Learn 10 quilting design techniques from Nicole Neblett of Mama Love Quilts! We were so lucky to have Nicole teach a series of modern quilting classes in the Spoonflower Greenhouse this past fall and winter, and she graciously created some modern quilt block tutorials to share with those of you who couldn't make it, like her Modern Half-Square Triangle blocks, Free Piecing blocks, and Modern Log Cabin blocks. Now she's back to help you finish off those lovely quilting projects with 10 different design techniques and tips for choosing the best design for your project.
Choosing a Modern Quilting Finishing Design
At the end of many quilt patterns, you will often find the words, “Quilt as desired.” You may already have ideas about how to quilt a pieced top, but what if you don’t? This tutorial will review things to keep in mind when selecting a quilting design. I'll review ten different machine quilting designs that will hopefully inspire you on your next quilting project.
Things to Consider
Purpose of the quilt
Think about how the quilt will be used. For example, will this be a quilt a toddler will use or is the quilt destined to be an heirloom? Quilts that will see a lot of use and laundering may benefit from an overall edge-to-edge quilting that may help the quilt to be more durable. For quilts that are destined to be heirlooms, detailed quilting designs may help to enhance the patchwork design.
Time available to quilt
Before starting to quilt, consider how much time you have available to work on the quilting. I once started stitching straight lines ¼” apart on a quilt. After about an hour with very little progress, I realized that wasn’t the best design to choose given my time constraints. But since I had already started, I pushed ahead and spent another 15 hours to finish the ¼” lines! The morale of the story is: estimate how much time the quilting will take and decide if you can afford to spend that much time on it.
Fabrics used in the quilt
Think about the fabrics that are used in the quilt. Are they “busy” prints or solids? Are the fabrics light or dark in value? Fabrics that are solids or light in value will show the quilting more than fabrics that are “busy” or dark in value. Consider doing more detailed quilting on solid fabrics or fabrics that are light in value.
10 Machine Quilting Designs
There are no limits to the type of quilting design that is possible. If you can draw it on paper, you can stitch it on a quilt! The mini quilt in the beginning of this post features a sample of ten different types of machine quilting designs.
Note: For the designs that use a walking foot, you'll see the abbreviation, "WF" next to the name of the design. When a darning foot is needed for free-motion quilting, you'll see the abbreviation, "DF."
Stippling or meandering designs are designs that use curved lines that do not cross each other. With stippling the lines are about ¼" apart. Meandering lines are more than ¼" apart. Stippling/meandering lines are often used as an overall, edge-to-edge design. This design can also be used to flatten the area around a particular design that is being highlighted. I used a meandering stitch in the background of the mini quilt to highlight the improvisational stars.

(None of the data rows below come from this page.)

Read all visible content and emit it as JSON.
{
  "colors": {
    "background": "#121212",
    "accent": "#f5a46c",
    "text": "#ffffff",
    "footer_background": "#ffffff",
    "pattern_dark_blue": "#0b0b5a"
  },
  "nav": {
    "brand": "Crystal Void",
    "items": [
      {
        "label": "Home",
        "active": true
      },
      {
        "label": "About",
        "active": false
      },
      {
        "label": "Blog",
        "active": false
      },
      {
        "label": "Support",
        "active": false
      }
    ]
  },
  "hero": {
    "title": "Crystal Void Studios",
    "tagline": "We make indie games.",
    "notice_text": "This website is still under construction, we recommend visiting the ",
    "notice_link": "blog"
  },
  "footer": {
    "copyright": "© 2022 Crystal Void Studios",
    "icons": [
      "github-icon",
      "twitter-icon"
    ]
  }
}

(WF or DF)
Outlining a specific part of the patchwork can help to emphasize the shape of the patchwork. In the mini quilt, I outlined the outside of the stars ¼" from the edge of the star. I also outlined the inside of the individual parts that make up the star using lines that were ¼" apart.
The back and forth design uses the shape of the patchwork as a guide for the quilting. It is an easy and quick way to emphasize the patchwork. In the mini quilt, I used back and forth on each of the four points of the star.
(WF or DF)
Random straight lines are an easy way to fill in a shape or as an overall design. The key is to fill in the area with straight lines and to make sure the lines are evenly distributed across the space.
Paisley is a design that features tear shapes that are echoed and repeated. This design is often used as an overall design. In the mini quilt, I used a paisley design to fill in the star.
Straight lines spiraling inward or outward of the patchwork piece is a great way to add a geometric design to a quilt. Begin ¼" inside the patchwork piece and stitch a straight line following the shape of the patchwork and spiraling inward to the center, keeping the lines ¼" apart.
Similar to paisley, swirls are often used as overall designs. In the mini quilt, I used swirls to fill in the shape of the star.
(WF or DF)
Zigzag is a straight line design that uses the edge of the patchwork as a guide. The zigzag is created by stitching from one edge of the patchwork piece to the next. There is no need to mark the zigzag, which makes it a quick and easy design to use.
Pebbles or circles that touch each other are a great way to give an area of the quilt lots of texture. Pebbles can be the same size or vary in size within a quilt. While quilting pebbles can be time consuming, they may be worth the effort for the resulting texture. I used pebbles in the mini quilt to fill the inside of the star.
The individual spirals are similar to the inner spiral design (see #6), but instead of the spiral making up the entire shape, the spirals are made of the individual pieces of the patchwork. In this case, I stitched straight line spirals for each of the four parts of the stars.
Hopefully after reading this tutorial, you are ready with ideas to stitch!